## Exercise instructions
Which lines of the entries contain the word "Filtering"? Please list them.

Items from an interface collection
---------------
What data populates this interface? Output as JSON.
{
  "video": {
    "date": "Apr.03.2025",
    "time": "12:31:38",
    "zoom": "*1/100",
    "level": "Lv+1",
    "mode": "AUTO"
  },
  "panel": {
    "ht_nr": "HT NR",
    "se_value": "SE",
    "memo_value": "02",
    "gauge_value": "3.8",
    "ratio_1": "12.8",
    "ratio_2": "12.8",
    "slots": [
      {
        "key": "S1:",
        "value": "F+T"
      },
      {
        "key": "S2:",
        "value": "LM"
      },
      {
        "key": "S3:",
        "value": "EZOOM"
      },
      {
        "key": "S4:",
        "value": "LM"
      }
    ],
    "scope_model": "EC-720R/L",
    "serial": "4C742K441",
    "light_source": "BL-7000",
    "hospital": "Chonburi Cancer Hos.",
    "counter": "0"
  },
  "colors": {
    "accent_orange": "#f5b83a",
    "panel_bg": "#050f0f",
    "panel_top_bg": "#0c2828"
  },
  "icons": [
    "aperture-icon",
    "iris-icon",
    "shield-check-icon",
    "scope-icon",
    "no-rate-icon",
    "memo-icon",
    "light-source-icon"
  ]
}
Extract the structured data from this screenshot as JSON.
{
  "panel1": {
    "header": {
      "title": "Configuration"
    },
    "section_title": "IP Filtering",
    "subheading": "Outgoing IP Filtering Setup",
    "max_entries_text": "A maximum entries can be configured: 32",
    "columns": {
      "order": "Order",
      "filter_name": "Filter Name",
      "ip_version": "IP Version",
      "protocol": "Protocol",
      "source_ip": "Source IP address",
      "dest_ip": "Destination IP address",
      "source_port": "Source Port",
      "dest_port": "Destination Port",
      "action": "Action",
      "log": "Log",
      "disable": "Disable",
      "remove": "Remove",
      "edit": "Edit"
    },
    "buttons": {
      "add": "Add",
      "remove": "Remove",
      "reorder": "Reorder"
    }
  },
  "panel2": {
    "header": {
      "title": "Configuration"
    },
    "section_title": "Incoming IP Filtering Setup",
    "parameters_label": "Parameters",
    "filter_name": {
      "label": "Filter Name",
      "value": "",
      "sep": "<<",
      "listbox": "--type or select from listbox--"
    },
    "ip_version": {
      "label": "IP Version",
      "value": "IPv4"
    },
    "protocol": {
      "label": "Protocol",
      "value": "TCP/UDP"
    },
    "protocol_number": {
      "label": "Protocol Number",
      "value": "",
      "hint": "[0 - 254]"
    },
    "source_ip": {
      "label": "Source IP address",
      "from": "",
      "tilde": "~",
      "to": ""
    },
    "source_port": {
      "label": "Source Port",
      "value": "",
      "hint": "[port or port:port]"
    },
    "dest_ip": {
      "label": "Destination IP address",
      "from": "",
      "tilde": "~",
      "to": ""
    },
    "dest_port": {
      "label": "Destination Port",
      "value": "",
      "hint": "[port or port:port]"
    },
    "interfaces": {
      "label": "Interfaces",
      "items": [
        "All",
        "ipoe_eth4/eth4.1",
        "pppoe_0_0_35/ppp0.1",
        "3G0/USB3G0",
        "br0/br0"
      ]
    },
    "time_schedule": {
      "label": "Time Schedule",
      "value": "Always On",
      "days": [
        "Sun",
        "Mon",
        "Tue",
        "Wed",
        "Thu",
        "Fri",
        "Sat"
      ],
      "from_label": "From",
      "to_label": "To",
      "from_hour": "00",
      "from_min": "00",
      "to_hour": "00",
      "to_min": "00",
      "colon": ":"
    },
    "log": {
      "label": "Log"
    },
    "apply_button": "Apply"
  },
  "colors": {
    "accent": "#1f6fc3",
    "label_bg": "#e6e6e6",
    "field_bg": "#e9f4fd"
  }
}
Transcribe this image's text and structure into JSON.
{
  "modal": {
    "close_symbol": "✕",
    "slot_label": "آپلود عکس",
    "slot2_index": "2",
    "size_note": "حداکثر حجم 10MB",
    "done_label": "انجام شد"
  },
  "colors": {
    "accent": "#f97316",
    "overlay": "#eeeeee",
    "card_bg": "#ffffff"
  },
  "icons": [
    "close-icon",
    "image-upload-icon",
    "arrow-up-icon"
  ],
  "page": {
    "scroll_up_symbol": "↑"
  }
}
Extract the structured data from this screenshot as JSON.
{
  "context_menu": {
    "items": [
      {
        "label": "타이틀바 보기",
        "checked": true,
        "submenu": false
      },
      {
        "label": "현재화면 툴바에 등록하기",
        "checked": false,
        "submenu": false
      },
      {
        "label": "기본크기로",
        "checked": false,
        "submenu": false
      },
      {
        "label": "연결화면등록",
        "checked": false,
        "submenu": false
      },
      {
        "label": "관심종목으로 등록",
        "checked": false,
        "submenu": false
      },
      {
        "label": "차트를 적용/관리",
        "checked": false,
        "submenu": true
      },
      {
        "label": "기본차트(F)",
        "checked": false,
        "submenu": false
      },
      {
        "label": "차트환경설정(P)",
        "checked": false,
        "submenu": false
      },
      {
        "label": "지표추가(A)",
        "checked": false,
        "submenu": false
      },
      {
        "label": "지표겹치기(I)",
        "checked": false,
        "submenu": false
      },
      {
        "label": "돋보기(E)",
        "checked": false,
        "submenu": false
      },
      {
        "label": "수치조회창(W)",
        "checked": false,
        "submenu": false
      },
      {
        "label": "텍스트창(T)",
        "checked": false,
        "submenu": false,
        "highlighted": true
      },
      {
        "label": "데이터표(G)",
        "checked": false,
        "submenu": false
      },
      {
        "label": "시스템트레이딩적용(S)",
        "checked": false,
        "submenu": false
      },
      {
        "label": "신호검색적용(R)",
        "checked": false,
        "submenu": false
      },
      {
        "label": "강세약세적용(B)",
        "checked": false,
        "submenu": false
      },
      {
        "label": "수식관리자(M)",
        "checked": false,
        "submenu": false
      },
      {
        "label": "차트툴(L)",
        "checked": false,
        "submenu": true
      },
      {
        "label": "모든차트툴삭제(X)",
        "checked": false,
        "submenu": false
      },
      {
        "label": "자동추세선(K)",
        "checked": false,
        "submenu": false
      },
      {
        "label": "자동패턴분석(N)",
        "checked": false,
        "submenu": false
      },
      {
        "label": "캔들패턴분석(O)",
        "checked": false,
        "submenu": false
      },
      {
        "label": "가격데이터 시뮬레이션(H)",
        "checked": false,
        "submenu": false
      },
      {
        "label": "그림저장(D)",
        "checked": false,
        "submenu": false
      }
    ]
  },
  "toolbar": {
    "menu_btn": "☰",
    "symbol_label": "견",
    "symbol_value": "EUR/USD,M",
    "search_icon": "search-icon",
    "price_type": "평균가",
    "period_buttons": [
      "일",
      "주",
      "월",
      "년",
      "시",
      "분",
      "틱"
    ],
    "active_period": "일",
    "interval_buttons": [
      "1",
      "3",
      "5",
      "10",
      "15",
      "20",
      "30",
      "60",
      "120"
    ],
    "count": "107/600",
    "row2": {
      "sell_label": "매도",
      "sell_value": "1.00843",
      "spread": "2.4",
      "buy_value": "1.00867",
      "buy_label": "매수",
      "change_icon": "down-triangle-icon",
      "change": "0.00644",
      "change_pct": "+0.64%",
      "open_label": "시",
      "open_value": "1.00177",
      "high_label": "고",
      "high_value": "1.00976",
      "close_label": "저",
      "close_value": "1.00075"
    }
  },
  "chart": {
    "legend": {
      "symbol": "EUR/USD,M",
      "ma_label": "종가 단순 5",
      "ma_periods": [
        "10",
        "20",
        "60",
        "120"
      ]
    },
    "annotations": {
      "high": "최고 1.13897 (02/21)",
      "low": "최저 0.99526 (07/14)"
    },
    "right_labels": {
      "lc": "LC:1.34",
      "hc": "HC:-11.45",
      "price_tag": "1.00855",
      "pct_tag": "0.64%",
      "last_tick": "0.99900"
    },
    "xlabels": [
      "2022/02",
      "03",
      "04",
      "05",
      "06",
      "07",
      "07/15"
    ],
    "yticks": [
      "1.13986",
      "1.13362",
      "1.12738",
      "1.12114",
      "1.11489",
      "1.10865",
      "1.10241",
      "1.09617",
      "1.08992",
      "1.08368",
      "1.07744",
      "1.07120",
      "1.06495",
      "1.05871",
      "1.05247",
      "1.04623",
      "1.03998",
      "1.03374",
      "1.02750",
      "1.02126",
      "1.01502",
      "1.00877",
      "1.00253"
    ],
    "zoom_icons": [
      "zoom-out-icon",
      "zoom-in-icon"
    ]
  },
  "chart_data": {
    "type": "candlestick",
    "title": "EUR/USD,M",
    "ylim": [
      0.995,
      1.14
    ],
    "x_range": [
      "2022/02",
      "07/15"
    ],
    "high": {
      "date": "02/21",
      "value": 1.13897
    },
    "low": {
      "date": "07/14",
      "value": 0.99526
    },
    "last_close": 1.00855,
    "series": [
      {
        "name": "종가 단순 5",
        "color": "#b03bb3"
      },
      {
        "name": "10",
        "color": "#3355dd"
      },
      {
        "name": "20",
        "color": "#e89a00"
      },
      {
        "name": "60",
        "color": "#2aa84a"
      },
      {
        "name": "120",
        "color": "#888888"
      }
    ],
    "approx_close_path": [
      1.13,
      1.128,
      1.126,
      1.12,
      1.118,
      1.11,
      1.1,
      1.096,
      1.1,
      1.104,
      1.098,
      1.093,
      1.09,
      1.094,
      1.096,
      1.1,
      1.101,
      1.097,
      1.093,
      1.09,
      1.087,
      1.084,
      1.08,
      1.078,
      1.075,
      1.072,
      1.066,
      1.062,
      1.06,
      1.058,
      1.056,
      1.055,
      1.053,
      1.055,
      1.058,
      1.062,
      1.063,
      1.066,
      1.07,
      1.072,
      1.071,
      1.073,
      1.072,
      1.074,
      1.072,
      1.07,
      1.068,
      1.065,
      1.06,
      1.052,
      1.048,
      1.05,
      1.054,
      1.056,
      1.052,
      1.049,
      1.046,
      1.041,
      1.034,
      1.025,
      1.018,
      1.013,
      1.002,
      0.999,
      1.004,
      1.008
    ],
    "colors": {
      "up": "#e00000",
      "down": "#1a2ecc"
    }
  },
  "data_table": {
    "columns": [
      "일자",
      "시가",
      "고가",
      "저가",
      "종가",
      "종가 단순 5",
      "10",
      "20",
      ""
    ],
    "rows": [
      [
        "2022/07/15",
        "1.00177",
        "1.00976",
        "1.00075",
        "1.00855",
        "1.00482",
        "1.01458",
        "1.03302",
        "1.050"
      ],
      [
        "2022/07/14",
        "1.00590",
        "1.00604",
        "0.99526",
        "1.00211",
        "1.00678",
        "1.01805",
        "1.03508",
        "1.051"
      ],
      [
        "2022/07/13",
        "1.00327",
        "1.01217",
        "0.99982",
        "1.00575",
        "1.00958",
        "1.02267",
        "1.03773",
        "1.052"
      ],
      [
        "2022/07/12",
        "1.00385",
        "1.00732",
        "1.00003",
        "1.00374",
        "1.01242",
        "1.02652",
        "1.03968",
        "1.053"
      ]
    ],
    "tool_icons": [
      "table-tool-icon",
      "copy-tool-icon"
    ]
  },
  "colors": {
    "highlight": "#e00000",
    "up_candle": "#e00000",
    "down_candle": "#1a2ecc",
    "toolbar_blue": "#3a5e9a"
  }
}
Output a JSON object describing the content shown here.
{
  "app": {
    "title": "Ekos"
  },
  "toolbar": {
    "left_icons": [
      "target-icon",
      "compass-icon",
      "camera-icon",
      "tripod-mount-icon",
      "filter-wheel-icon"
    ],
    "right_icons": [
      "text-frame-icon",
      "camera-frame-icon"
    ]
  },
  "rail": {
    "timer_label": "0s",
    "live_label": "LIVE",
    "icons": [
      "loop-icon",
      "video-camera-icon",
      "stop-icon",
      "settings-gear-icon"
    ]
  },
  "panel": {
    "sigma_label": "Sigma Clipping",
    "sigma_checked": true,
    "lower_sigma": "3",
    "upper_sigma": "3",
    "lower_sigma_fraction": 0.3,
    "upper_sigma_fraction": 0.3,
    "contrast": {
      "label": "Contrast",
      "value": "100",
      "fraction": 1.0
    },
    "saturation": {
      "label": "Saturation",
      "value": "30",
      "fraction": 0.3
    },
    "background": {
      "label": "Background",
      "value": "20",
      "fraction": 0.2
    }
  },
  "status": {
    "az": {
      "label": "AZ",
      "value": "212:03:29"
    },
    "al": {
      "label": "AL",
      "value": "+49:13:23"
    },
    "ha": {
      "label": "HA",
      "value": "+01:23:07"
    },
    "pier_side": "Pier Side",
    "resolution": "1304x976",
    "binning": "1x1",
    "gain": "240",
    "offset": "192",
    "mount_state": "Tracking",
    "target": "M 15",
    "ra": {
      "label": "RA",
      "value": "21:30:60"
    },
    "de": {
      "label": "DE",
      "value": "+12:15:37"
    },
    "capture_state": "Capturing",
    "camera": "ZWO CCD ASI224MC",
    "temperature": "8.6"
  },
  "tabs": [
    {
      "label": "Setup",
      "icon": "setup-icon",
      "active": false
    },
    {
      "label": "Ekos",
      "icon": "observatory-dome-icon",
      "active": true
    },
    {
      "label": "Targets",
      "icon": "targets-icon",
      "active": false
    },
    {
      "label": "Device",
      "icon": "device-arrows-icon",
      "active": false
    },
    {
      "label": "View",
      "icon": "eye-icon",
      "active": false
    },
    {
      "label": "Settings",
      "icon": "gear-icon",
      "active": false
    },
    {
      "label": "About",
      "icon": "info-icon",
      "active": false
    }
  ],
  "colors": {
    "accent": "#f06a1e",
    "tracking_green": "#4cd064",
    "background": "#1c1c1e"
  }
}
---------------
## Exercise output
    "section_title": "IP Filtering",
    "subheading": "Outgoing IP Filtering Setup",
    "section_title": "Incoming IP Filtering Setup",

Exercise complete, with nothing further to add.